==== Data

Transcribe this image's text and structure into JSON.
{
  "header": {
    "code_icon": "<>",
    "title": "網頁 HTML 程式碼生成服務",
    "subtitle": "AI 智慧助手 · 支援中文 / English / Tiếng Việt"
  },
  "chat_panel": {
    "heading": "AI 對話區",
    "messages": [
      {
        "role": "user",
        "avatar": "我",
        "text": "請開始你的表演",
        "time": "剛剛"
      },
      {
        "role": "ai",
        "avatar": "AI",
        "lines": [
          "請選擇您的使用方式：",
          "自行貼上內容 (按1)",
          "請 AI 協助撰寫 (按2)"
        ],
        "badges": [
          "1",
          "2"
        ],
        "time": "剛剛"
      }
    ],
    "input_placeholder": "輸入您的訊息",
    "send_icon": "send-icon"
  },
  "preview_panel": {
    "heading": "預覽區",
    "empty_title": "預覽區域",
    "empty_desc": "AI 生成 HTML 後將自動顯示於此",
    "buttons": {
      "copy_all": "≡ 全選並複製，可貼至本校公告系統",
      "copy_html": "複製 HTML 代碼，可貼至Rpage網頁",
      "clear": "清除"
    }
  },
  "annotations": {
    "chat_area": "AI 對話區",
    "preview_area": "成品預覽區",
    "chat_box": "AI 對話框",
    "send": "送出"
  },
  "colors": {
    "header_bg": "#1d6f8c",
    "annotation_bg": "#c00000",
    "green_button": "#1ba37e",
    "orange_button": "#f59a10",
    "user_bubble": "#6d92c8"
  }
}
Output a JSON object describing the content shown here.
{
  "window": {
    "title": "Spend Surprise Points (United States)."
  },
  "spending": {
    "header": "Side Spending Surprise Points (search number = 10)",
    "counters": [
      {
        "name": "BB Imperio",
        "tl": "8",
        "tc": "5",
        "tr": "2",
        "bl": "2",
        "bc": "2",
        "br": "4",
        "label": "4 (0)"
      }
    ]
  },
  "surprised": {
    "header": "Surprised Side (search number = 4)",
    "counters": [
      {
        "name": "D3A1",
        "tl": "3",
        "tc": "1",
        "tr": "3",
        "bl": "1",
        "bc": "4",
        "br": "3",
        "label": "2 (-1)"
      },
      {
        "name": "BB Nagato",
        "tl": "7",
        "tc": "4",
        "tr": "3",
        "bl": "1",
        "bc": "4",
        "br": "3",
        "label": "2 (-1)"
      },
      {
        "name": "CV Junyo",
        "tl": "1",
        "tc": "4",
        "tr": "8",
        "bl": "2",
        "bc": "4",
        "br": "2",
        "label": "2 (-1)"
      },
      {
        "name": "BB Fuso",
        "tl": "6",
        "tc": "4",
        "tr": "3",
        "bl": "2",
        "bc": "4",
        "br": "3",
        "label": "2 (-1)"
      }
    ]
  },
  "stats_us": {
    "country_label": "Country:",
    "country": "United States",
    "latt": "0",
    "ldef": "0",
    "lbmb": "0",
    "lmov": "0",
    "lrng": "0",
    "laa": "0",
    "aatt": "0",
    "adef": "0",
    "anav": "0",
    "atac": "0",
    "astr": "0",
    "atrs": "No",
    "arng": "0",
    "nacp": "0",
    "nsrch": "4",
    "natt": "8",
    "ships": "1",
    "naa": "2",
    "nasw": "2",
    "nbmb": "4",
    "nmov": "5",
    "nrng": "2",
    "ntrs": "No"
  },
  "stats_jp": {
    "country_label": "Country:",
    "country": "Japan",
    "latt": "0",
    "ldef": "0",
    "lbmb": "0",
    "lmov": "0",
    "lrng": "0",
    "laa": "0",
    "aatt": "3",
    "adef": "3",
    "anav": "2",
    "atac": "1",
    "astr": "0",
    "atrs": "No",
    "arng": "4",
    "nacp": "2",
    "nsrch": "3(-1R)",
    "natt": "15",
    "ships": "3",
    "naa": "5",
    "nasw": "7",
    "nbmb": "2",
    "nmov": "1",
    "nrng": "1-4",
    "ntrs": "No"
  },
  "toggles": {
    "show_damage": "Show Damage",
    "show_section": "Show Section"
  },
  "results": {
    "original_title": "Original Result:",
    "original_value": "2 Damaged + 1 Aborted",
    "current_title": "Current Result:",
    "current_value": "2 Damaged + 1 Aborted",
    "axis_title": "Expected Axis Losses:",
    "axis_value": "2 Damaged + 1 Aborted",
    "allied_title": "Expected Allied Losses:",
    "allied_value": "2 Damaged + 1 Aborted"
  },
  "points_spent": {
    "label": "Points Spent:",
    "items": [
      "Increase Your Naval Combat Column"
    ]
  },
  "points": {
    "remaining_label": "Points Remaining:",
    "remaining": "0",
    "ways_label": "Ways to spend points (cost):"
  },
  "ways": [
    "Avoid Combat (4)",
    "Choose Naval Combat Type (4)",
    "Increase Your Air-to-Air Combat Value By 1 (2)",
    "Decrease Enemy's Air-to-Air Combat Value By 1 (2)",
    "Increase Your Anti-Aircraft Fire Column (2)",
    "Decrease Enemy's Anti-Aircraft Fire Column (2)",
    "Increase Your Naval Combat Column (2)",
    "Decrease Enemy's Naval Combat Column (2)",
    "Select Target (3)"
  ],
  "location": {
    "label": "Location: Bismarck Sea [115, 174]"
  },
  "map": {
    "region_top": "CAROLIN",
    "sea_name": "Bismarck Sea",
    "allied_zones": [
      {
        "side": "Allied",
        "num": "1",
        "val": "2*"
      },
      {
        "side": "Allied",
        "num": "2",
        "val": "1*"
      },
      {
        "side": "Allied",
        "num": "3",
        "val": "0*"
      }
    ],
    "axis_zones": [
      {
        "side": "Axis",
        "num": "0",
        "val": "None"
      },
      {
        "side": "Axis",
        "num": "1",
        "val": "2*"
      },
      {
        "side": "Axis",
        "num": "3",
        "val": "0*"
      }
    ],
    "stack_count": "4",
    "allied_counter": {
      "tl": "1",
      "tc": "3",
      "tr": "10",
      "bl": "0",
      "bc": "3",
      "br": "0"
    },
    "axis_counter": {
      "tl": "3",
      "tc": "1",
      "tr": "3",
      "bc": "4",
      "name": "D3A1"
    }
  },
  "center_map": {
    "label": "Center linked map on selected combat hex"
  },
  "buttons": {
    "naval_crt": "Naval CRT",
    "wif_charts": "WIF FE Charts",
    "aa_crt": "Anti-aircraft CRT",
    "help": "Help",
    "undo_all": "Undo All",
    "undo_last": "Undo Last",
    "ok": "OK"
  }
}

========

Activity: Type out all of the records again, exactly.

Response area:
Transcribe this image's text and structure into JSON.
{
  "header": {
    "code_icon": "<>",
    "title": "網頁 HTML 程式碼生成服務",
    "subtitle": "AI 智慧助手 · 支援中文 / English / Tiếng Việt"
  },
  "chat_panel": {
    "heading": "AI 對話區",
    "messages": [
      {
        "role": "user",
        "avatar": "我",
        "text": "請開始你的表演",
        "time": "剛剛"
      },
      {
        "role": "ai",
        "avatar": "AI",
        "lines": [
          "請選擇您的使用方式：",
          "自行貼上內容 (按1)",
          "請 AI 協助撰寫 (按2)"
        ],
        "badges": [
          "1",
          "2"
        ],
        "time": "剛剛"
      }
    ],
    "input_placeholder": "輸入您的訊息",
    "send_icon": "send-icon"
  },
  "preview_panel": {
    "heading": "預覽區",
    "empty_title": "預覽區域",
    "empty_desc": "AI 生成 HTML 後將自動顯示於此",
    "buttons": {
      "copy_all": "≡ 全選並複製，可貼至本校公告系統",
      "copy_html": "複製 HTML 代碼，可貼至Rpage網頁",
      "clear": "清除"
    }
  },
  "annotations": {
    "chat_area": "AI 對話區",
    "preview_area": "成品預覽區",
    "chat_box": "AI 對話框",
    "send": "送出"
  },
  "colors": {
    "header_bg": "#1d6f8c",
    "annotation_bg": "#c00000",
    "green_button": "#1ba37e",
    "orange_button": "#f59a10",
    "user_bubble": "#6d92c8"
  }
}
Output a JSON object describing the content shown here.
{
  "window": {
    "title": "Spend Surprise Points (United States)."
  },
  "spending": {
    "header": "Side Spending Surprise Points (search number = 10)",
    "counters": [
      {
        "name": "BB Imperio",
        "tl": "8",
        "tc": "5",
        "tr": "2",
        "bl": "2",
        "bc": "2",
        "br": "4",
        "label": "4 (0)"
      }
    ]
  },
  "surprised": {
    "header": "Surprised Side (search number = 4)",
    "counters": [
      {
        "name": "D3A1",
        "tl": "3",
        "tc": "1",
        "tr": "3",
        "bl": "1",
        "bc": "4",
        "br": "3",
        "label": "2 (-1)"
      },
      {
        "name": "BB Nagato",
        "tl": "7",
        "tc": "4",
        "tr": "3",
        "bl": "1",
        "bc": "4",
        "br": "3",
        "label": "2 (-1)"
      },
      {
        "name": "CV Junyo",
        "tl": "1",
        "tc": "4",
        "tr": "8",
        "bl": "2",
        "bc": "4",
        "br": "2",
        "label": "2 (-1)"
      },
      {
        "name": "BB Fuso",
        "tl": "6",
        "tc": "4",
        "tr": "3",
        "bl": "2",
        "bc": "4",
        "br": "3",
        "label": "2 (-1)"
      }
    ]
  },
  "stats_us": {
    "country_label": "Country:",
    "country": "United States",
    "latt": "0",
    "ldef": "0",
    "lbmb": "0",
    "lmov": "0",
    "lrng": "0",
    "laa": "0",
    "aatt": "0",
    "adef": "0",
    "anav": "0",
    "atac": "0",
    "astr": "0",
    "atrs": "No",
    "arng": "0",
    "nacp": "0",
    "nsrch": "4",
    "natt": "8",
    "ships": "1",
    "naa": "2",
    "nasw": "2",
    "nbmb": "4",
    "nmov": "5",
    "nrng": "2",
    "ntrs": "No"
  },
  "stats_jp": {
    "country_label": "Country:",
    "country": "Japan",
    "latt": "0",
    "ldef": "0",
    "lbmb": "0",
    "lmov": "0",
    "lrng": "0",
    "laa": "0",
    "aatt": "3",
    "adef": "3",
    "anav": "2",
    "atac": "1",
    "astr": "0",
    "atrs": "No",
    "arng": "4",
    "nacp": "2",
    "nsrch": "3(-1R)",
    "natt": "15",
    "ships": "3",
    "naa": "5",
    "nasw": "7",
    "nbmb": "2",
    "nmov": "1",
    "nrng": "1-4",
    "ntrs": "No"
  },
  "toggles": {
    "show_damage": "Show Damage",
    "show_section": "Show Section"
  },
  "results": {
    "original_title": "Original Result:",
    "original_value": "2 Damaged + 1 Aborted",
    "current_title": "Current Result:",
    "current_value": "2 Damaged + 1 Aborted",
    "axis_title": "Expected Axis Losses:",
    "axis_value": "2 Damaged + 1 Aborted",
    "allied_title": "Expected Allied Losses:",
    "allied_value": "2 Damaged + 1 Aborted"
  },
  "points_spent": {
    "label": "Points Spent:",
    "items": [
      "Increase Your Naval Combat Column"
    ]
  },
  "points": {
    "remaining_label": "Points Remaining:",
    "remaining": "0",
    "ways_label": "Ways to spend points (cost):"
  },
  "ways": [
    "Avoid Combat (4)",
    "Choose Naval Combat Type (4)",
    "Increase Your Air-to-Air Combat Value By 1 (2)",
    "Decrease Enemy's Air-to-Air Combat Value By 1 (2)",
    "Increase Your Anti-Aircraft Fire Column (2)",
    "Decrease Enemy's Anti-Aircraft Fire Column (2)",
    "Increase Your Naval Combat Column (2)",
    "Decrease Enemy's Naval Combat Column (2)",
    "Select Target (3)"
  ],
  "location": {
    "label": "Location: Bismarck Sea [115, 174]"
  },
  "map": {
    "region_top": "CAROLIN",
    "sea_name": "Bismarck Sea",
    "allied_zones": [
      {
        "side": "Allied",
        "num": "1",
        "val": "2*"
      },
      {
        "side": "Allied",
        "num": "2",
        "val": "1*"
      },
      {
        "side": "Allied",
        "num": "3",
        "val": "0*"
      }
    ],
    "axis_zones": [
      {
        "side": "Axis",
        "num": "0",
        "val": "None"
      },
      {
        "side": "Axis",
        "num": "1",
        "val": "2*"
      },
      {
        "side": "Axis",
        "num": "3",
        "val": "0*"
      }
    ],
    "stack_count": "4",
    "allied_counter": {
      "tl": "1",
      "tc": "3",
      "tr": "10",
      "bl": "0",
      "bc": "3",
      "br": "0"
    },
    "axis_counter": {
      "tl": "3",
      "tc": "1",
      "tr": "3",
      "bc": "4",
      "name": "D3A1"
    }
  },
  "center_map": {
    "label": "Center linked map on selected combat hex"
  },
  "buttons": {
    "naval_crt": "Naval CRT",
    "wif_charts": "WIF FE Charts",
    "aa_crt": "Anti-aircraft CRT",
    "help": "Help",
    "undo_all": "Undo All",
    "undo_last": "Undo Last",
    "ok": "OK"
  }
}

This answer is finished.